Bolivia's Morales Signs Law That May Oust Elected Opponents
By Sara Shahriari
The law is "historic" and deepens efforts to root out corruption in the Andean nation of 10 million people, Morales said yesterday in remarks broadcast on state radio Patria Nueva. The measure gives central government prosecutors the right to suspend governors who have formal criminal accusations against them, according to the text published on the official state newswire's website. Three of the country's nine incoming governors, all of whom oppose Morales, face charges brought by the government.
"The governors-elect should be content if they don't plan to rob anyone," Morales said.
The Provisional Law for the Functioning of Autonomous Territorial Entities is part of the "frequently acrimonious" battle between the government and regional opposition leaders wrangling over the terms of Bolivia's decentralization, said Miguel Centellas, a political science professor at the University of Mississippi who specializes in Bolivia. Eastern provinces such as Santa Cruz want greater autonomy to enact policies that would attract more investment to the region's energy industry, he said. "It's not a coincidence that the regions that have most of the oil and natural gas are interested in autonomy," Centellas said in a telephone interview from Oxford, Mississippi.
The Morales government announced on the state newswire that governors will be sworn in by the president in a May 30 ceremony in Sucre.

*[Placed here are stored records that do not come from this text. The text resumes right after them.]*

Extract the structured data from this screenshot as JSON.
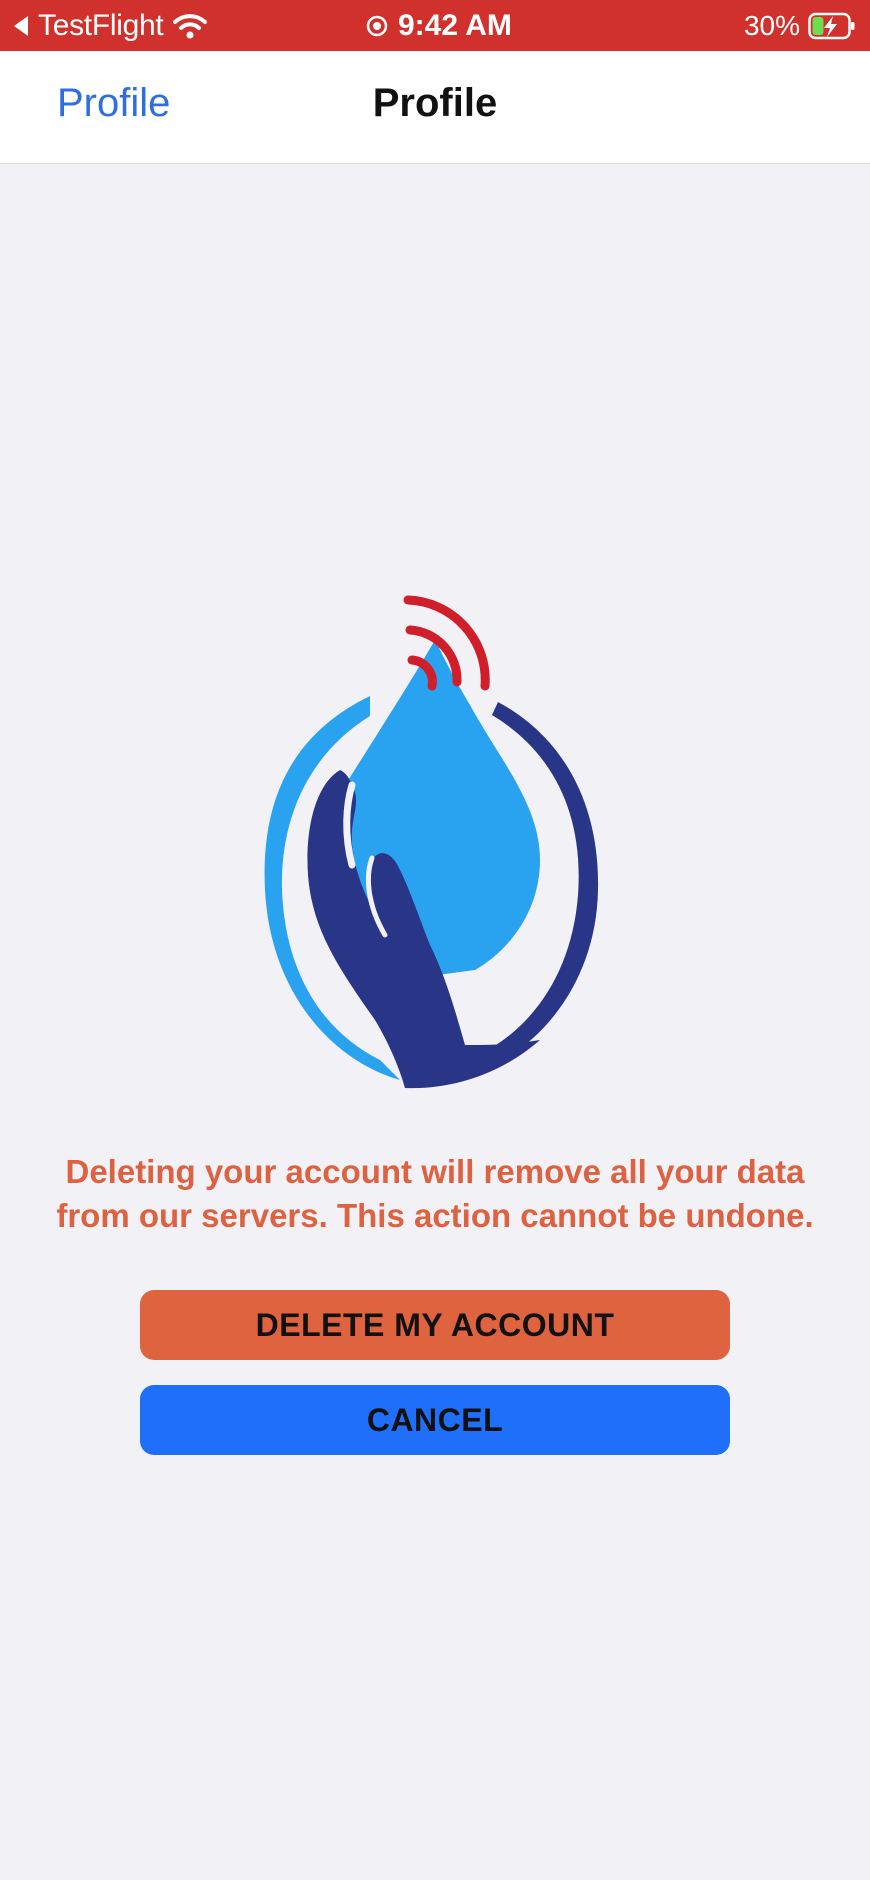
{
  "status_bar": {
    "carrier": "TestFlight",
    "time": "9:42 AM",
    "battery_percent": "30%",
    "back_icon": "back-arrow-icon",
    "wifi_icon": "wifi-icon",
    "location_icon": "location-lock-icon",
    "battery_icon": "battery-charging-icon",
    "background_color": "#d0312c"
  },
  "nav": {
    "back_label": "Profile",
    "title": "Profile",
    "back_color": "#2f6fdd"
  },
  "logo": {
    "icon": "water-drop-hand-signal-logo",
    "colors": {
      "light_blue": "#29a3ef",
      "dark_blue": "#293587",
      "red": "#d01f2b"
    }
  },
  "main": {
    "warning_text": "Deleting your account will remove all your data from our servers. This action cannot be undone.",
    "warning_color": "#dc6242",
    "delete_button_label": "DELETE MY ACCOUNT",
    "delete_button_color": "#e0633f",
    "cancel_button_label": "CANCEL",
    "cancel_button_color": "#1f6ffb"
  }
}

Transparency International said in a November 2009 report that Bolivia's corruption had worsened, pushing its ranking among nations down to 120 from 102.
--With assistance from Jonathan J. Levin in Mexico City. Editors: Harry Maurer,